**Dataset rows describing interfaces:**
----

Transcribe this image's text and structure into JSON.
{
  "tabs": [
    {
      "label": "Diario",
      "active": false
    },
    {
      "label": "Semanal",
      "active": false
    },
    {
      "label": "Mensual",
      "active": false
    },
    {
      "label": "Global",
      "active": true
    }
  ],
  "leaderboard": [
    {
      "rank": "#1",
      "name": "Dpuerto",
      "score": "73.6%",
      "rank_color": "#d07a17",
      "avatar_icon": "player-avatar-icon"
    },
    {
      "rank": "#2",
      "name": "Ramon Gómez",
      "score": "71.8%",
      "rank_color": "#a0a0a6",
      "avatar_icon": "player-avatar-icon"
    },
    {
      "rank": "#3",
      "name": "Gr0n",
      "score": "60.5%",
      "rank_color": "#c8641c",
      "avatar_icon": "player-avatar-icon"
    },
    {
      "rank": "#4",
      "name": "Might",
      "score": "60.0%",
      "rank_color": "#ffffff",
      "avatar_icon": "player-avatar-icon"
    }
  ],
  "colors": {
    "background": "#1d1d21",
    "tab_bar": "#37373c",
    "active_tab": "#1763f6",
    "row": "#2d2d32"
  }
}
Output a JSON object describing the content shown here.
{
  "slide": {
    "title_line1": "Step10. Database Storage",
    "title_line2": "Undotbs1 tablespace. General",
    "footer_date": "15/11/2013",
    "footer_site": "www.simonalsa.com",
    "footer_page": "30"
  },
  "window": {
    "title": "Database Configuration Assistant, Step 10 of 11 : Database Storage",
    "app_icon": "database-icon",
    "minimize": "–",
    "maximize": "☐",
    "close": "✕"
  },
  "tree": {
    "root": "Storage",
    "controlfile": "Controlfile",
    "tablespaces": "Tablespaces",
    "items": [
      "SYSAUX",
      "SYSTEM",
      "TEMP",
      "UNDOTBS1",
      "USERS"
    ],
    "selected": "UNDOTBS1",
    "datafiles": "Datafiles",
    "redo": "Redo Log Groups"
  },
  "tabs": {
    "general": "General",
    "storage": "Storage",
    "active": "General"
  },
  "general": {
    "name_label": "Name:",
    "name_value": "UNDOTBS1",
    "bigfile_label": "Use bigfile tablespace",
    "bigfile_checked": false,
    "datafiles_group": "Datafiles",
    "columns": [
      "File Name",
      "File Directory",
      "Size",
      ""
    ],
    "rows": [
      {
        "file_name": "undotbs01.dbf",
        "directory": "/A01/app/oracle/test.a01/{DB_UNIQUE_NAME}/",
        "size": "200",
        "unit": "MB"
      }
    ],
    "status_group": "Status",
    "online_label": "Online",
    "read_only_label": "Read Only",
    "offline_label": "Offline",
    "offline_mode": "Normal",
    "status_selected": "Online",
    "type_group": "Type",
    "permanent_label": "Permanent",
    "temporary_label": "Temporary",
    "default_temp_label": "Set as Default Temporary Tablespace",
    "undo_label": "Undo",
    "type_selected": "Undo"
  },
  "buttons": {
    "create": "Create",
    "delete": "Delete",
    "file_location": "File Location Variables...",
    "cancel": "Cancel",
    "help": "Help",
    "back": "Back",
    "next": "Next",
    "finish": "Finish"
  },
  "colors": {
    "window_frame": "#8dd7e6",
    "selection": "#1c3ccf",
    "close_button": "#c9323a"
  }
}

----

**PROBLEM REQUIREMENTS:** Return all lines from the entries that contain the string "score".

**TASK SOLUTION:**
      "score": "73.6%",
      "score": "71.8%",
      "score": "60.5%",
      "score": "60.0%",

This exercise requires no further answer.